(Interface dataset entries)

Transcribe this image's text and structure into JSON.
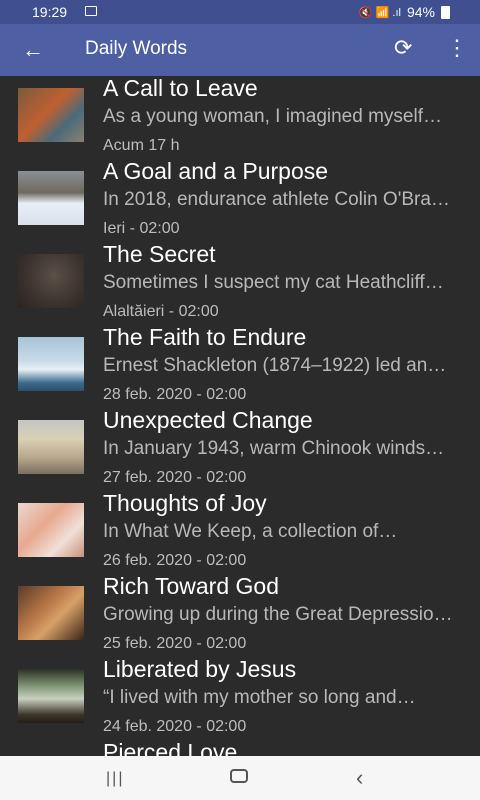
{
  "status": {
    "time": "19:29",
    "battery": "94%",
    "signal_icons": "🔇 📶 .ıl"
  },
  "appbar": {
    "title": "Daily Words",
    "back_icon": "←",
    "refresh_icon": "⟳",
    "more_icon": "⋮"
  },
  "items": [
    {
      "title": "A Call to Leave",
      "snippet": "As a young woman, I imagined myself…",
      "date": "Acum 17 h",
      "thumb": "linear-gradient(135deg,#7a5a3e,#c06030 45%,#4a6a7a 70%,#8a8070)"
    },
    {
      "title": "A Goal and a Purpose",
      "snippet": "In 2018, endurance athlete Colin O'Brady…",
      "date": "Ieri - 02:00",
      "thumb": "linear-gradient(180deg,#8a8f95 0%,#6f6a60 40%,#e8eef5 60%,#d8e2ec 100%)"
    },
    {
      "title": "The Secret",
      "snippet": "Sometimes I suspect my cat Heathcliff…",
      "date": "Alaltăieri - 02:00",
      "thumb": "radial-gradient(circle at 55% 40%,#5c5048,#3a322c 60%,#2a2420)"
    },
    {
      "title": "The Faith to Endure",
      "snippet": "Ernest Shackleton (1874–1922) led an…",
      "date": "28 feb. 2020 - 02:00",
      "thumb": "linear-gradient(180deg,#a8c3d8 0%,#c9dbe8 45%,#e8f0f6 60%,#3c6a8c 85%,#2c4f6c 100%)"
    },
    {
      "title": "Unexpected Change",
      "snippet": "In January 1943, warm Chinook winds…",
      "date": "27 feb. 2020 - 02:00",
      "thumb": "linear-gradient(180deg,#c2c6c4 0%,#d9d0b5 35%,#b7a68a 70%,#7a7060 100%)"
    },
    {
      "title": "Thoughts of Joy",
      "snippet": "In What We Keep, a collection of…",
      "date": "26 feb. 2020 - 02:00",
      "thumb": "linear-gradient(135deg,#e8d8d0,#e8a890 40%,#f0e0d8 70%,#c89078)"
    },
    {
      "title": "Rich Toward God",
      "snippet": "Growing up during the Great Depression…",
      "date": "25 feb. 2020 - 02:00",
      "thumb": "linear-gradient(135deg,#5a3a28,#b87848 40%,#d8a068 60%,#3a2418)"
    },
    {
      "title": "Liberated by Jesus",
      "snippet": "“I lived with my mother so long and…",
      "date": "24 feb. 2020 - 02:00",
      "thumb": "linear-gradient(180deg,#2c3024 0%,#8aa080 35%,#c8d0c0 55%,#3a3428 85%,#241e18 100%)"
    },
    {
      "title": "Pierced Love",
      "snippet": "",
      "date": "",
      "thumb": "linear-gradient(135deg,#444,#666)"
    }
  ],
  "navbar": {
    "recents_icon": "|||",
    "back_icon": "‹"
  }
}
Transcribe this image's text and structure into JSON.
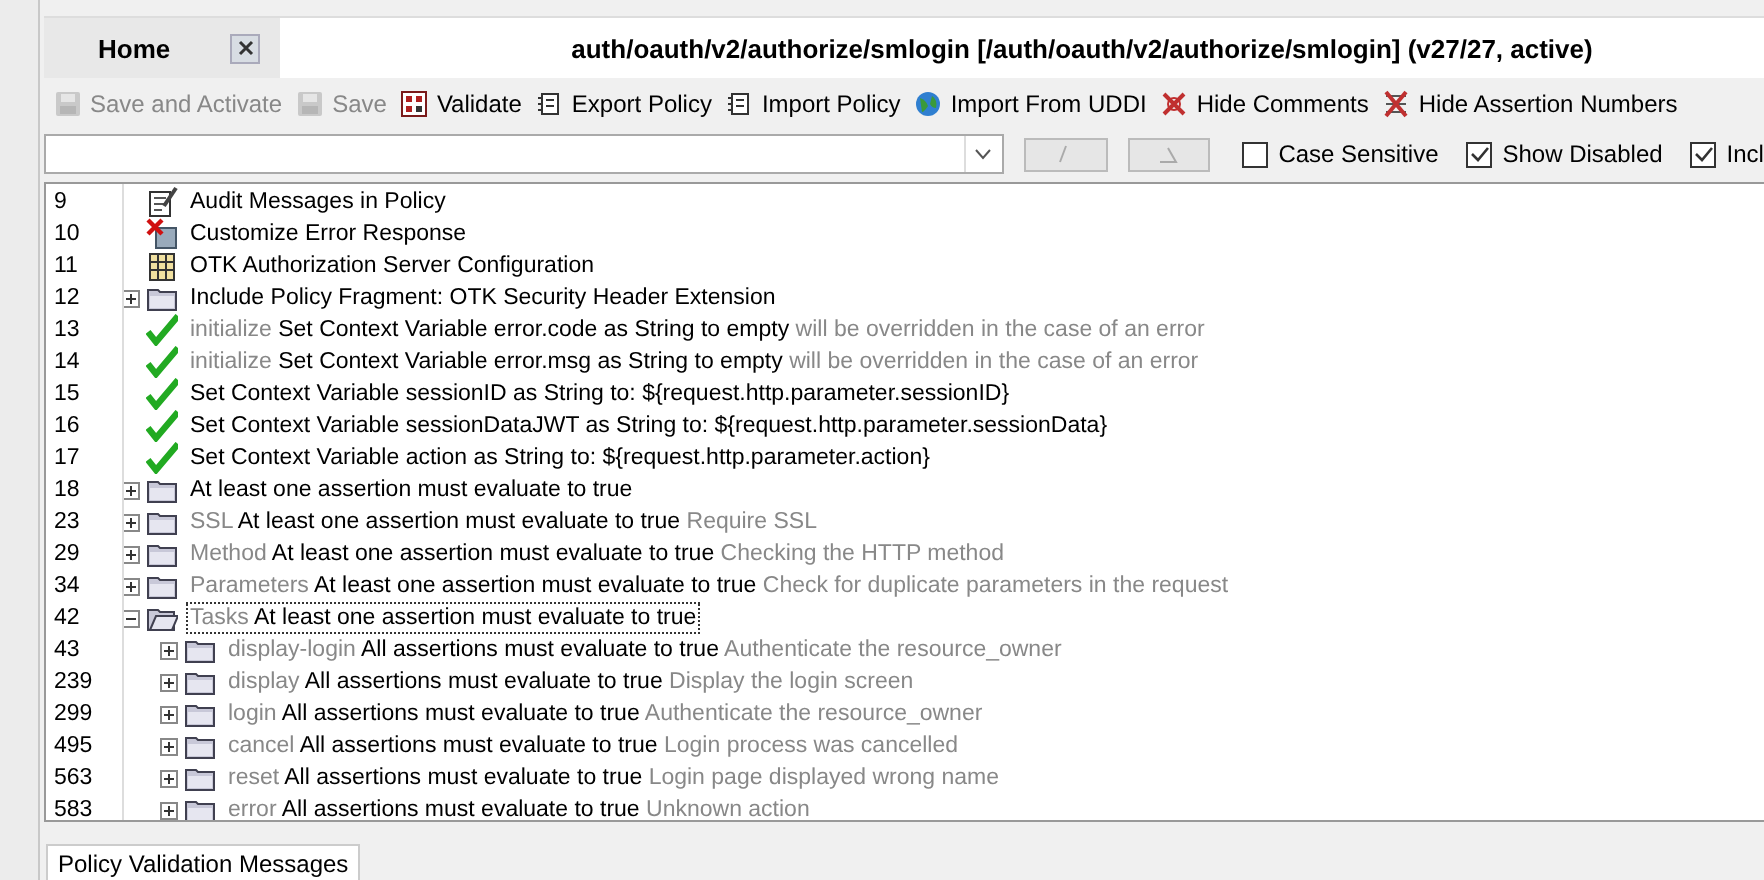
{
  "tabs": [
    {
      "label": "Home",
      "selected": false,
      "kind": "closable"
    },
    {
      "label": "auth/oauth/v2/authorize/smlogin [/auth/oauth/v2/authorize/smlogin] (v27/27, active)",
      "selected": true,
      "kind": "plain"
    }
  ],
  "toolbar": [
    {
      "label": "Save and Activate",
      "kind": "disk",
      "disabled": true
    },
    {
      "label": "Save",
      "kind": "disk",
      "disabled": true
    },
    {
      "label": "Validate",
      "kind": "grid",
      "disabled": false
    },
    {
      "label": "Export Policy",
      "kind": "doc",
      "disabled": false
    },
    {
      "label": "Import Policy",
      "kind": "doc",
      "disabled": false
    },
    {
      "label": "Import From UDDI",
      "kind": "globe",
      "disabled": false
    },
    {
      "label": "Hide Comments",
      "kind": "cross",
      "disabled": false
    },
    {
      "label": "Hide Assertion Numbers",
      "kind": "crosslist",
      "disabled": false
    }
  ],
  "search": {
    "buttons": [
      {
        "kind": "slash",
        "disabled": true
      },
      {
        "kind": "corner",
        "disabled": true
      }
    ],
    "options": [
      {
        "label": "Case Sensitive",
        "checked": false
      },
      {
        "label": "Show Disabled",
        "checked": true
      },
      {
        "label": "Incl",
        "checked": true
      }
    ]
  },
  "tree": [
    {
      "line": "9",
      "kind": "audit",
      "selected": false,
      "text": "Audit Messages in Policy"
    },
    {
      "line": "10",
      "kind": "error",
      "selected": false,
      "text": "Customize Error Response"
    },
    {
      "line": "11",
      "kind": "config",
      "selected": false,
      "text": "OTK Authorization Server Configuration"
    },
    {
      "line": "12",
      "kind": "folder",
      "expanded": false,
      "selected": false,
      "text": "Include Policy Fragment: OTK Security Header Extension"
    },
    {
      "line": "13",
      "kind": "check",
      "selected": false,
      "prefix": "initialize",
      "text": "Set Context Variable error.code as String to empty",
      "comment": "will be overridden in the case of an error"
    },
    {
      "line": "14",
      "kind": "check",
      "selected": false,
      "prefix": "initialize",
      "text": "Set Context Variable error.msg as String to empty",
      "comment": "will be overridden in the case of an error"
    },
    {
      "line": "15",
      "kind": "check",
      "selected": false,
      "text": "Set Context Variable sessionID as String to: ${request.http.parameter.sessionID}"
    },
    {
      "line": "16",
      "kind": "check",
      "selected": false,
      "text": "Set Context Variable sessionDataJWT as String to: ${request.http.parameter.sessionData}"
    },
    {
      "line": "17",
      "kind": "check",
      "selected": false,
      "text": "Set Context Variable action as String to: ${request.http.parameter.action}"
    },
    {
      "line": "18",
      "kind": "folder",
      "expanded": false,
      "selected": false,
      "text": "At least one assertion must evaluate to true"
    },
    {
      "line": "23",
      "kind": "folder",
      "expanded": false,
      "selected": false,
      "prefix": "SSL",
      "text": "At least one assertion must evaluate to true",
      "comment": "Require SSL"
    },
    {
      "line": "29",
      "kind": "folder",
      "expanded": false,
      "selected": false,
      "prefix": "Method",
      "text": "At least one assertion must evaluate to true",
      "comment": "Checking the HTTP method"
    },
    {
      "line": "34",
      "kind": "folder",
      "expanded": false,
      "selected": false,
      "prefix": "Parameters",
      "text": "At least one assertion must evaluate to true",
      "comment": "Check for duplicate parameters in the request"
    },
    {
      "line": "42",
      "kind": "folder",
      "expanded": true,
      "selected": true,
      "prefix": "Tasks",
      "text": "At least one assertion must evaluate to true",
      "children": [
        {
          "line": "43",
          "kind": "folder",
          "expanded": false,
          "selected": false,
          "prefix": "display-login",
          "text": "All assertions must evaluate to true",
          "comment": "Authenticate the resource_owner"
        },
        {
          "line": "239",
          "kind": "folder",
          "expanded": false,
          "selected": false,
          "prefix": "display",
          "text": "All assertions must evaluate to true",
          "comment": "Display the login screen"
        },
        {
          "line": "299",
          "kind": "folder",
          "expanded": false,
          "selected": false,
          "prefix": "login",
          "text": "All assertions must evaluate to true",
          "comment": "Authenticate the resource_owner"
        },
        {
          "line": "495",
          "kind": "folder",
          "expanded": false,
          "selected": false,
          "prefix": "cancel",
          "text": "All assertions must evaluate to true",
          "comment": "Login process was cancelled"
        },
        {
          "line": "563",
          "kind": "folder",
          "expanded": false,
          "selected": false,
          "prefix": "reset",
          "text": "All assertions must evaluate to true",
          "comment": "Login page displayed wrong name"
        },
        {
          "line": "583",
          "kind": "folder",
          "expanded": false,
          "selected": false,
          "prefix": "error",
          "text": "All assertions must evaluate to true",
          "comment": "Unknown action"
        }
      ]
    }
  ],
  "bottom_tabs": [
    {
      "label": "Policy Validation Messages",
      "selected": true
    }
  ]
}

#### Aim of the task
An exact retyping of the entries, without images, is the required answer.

#### Result of this exercise
Transcribe this image's text and structure into JSON.
{
  "status": {
    "time": "19:29",
    "battery": "94%",
    "signal_icons": "🔇 📶 .ıl"
  },
  "appbar": {
    "title": "Daily Words",
    "back_icon": "←",
    "refresh_icon": "⟳",
    "more_icon": "⋮"
  },
  "items": [
    {
      "title": "A Call to Leave",
      "snippet": "As a young woman, I imagined myself…",
      "date": "Acum 17 h",
      "thumb": "linear-gradient(135deg,#7a5a3e,#c06030 45%,#4a6a7a 70%,#8a8070)"
    },
    {
      "title": "A Goal and a Purpose",
      "snippet": "In 2018, endurance athlete Colin O'Brady…",
      "date": "Ieri - 02:00",
      "thumb": "linear-gradient(180deg,#8a8f95 0%,#6f6a60 40%,#e8eef5 60%,#d8e2ec 100%)"
    },
    {
      "title": "The Secret",
      "snippet": "Sometimes I suspect my cat Heathcliff…",
      "date": "Alaltăieri - 02:00",
      "thumb": "radial-gradient(circle at 55% 40%,#5c5048,#3a322c 60%,#2a2420)"
    },
    {
      "title": "The Faith to Endure",
      "snippet": "Ernest Shackleton (1874–1922) led an…",
      "date": "28 feb. 2020 - 02:00",
      "thumb": "linear-gradient(180deg,#a8c3d8 0%,#c9dbe8 45%,#e8f0f6 60%,#3c6a8c 85%,#2c4f6c 100%)"
    },
    {
      "title": "Unexpected Change",
      "snippet": "In January 1943, warm Chinook winds…",
      "date": "27 feb. 2020 - 02:00",
      "thumb": "linear-gradient(180deg,#c2c6c4 0%,#d9d0b5 35%,#b7a68a 70%,#7a7060 100%)"
    },
    {
      "title": "Thoughts of Joy",
      "snippet": "In What We Keep, a collection of…",
      "date": "26 feb. 2020 - 02:00",
      "thumb": "linear-gradient(135deg,#e8d8d0,#e8a890 40%,#f0e0d8 70%,#c89078)"
    },
    {
      "title": "Rich Toward God",
      "snippet": "Growing up during the Great Depression…",
      "date": "25 feb. 2020 - 02:00",
      "thumb": "linear-gradient(135deg,#5a3a28,#b87848 40%,#d8a068 60%,#3a2418)"
    },
    {
      "title": "Liberated by Jesus",
      "snippet": "“I lived with my mother so long and…",
      "date": "24 feb. 2020 - 02:00",
      "thumb": "linear-gradient(180deg,#2c3024 0%,#8aa080 35%,#c8d0c0 55%,#3a3428 85%,#241e18 100%)"
    },
    {
      "title": "Pierced Love",
      "snippet": "",
      "date": "",
      "thumb": "linear-gradient(135deg,#444,#666)"
    }
  ],
  "navbar": {
    "recents_icon": "|||",
    "back_icon": "‹"
  }
}
Transcribe this image's text and structure into JSON.
{
  "tabs": [
    {
      "label": "Home",
      "selected": false,
      "kind": "closable"
    },
    {
      "label": "auth/oauth/v2/authorize/smlogin [/auth/oauth/v2/authorize/smlogin] (v27/27, active)",
      "selected": true,
      "kind": "plain"
    }
  ],
  "toolbar": [
    {
      "label": "Save and Activate",
      "kind": "disk",
      "disabled": true
    },
    {
      "label": "Save",
      "kind": "disk",
      "disabled": true
    },
    {
      "label": "Validate",
      "kind": "grid",
      "disabled": false
    },
    {
      "label": "Export Policy",
      "kind": "doc",
      "disabled": false
    },
    {
      "label": "Import Policy",
      "kind": "doc",
      "disabled": false
    },
    {
      "label": "Import From UDDI",
      "kind": "globe",
      "disabled": false
    },
    {
      "label": "Hide Comments",
      "kind": "cross",
      "disabled": false
    },
    {
      "label": "Hide Assertion Numbers",
      "kind": "crosslist",
      "disabled": false
    }
  ],
  "search": {
    "buttons": [
      {
        "kind": "slash",
        "disabled": true
      },
      {
        "kind": "corner",
        "disabled": true
      }
    ],
    "options": [
      {
        "label": "Case Sensitive",
        "checked": false
      },
      {
        "label": "Show Disabled",
        "checked": true
      },
      {
        "label": "Incl",
        "checked": true
      }
    ]
  },
  "tree": [
    {
      "line": "9",
      "kind": "audit",
      "selected": false,
      "text": "Audit Messages in Policy"
    },
    {
      "line": "10",
      "kind": "error",
      "selected": false,
      "text": "Customize Error Response"
    },
    {
      "line": "11",
      "kind": "config",
      "selected": false,
      "text": "OTK Authorization Server Configuration"
    },
    {
      "line": "12",
      "kind": "folder",
      "expanded": false,
      "selected": false,
      "text": "Include Policy Fragment: OTK Security Header Extension"
    },
    {
      "line": "13",
      "kind": "check",
      "selected": false,
      "prefix": "initialize",
      "text": "Set Context Variable error.code as String to empty",
      "comment": "will be overridden in the case of an error"
    },
    {
      "line": "14",
      "kind": "check",
      "selected": false,
      "prefix": "initialize",
      "text": "Set Context Variable error.msg as String to empty",
      "comment": "will be overridden in the case of an error"
    },
    {
      "line": "15",
      "kind": "check",
      "selected": false,
      "text": "Set Context Variable sessionID as String to: ${request.http.parameter.sessionID}"
    },
    {
      "line": "16",
      "kind": "check",
      "selected": false,
      "text": "Set Context Variable sessionDataJWT as String to: ${request.http.parameter.sessionData}"
    },
    {
      "line": "17",
      "kind": "check",
      "selected": false,
      "text": "Set Context Variable action as String to: ${request.http.parameter.action}"
    },
    {
      "line": "18",
      "kind": "folder",
      "expanded": false,
      "selected": false,
      "text": "At least one assertion must evaluate to true"
    },
    {
      "line": "23",
      "kind": "folder",
      "expanded": false,
      "selected": false,
      "prefix": "SSL",
      "text": "At least one assertion must evaluate to true",
      "comment": "Require SSL"
    },
    {
      "line": "29",
      "kind": "folder",
      "expanded": false,
      "selected": false,
      "prefix": "Method",
      "text": "At least one assertion must evaluate to true",
      "comment": "Checking the HTTP method"
    },
    {
      "line": "34",
      "kind": "folder",
      "expanded": false,
      "selected": false,
      "prefix": "Parameters",
      "text": "At least one assertion must evaluate to true",
      "comment": "Check for duplicate parameters in the request"
    },
    {
      "line": "42",
      "kind": "folder",
      "expanded": true,
      "selected": true,
      "prefix": "Tasks",
      "text": "At least one assertion must evaluate to true",
      "children": [
        {
          "line": "43",
          "kind": "folder",
          "expanded": false,
          "selected": false,
          "prefix": "display-login",
          "text": "All assertions must evaluate to true",
          "comment": "Authenticate the resource_owner"
        },
        {
          "line": "239",
          "kind": "folder",
          "expanded": false,
          "selected": false,
          "prefix": "display",
          "text": "All assertions must evaluate to true",
          "comment": "Display the login screen"
        },
        {
          "line": "299",
          "kind": "folder",
          "expanded": false,
          "selected": false,
          "prefix": "login",
          "text": "All assertions must evaluate to true",
          "comment": "Authenticate the resource_owner"
        },
        {
          "line": "495",
          "kind": "folder",
          "expanded": false,
          "selected": false,
          "prefix": "cancel",
          "text": "All assertions must evaluate to true",
          "comment": "Login process was cancelled"
        },
        {
          "line": "563",
          "kind": "folder",
          "expanded": false,
          "selected": false,
          "prefix": "reset",
          "text": "All assertions must evaluate to true",
          "comment": "Login page displayed wrong name"
        },
        {
          "line": "583",
          "kind": "folder",
          "expanded": false,
          "selected": false,
          "prefix": "error",
          "text": "All assertions must evaluate to true",
          "comment": "Unknown action"
        }
      ]
    }
  ],
  "bottom_tabs": [
    {
      "label": "Policy Validation Messages",
      "selected": true
    }
  ]
}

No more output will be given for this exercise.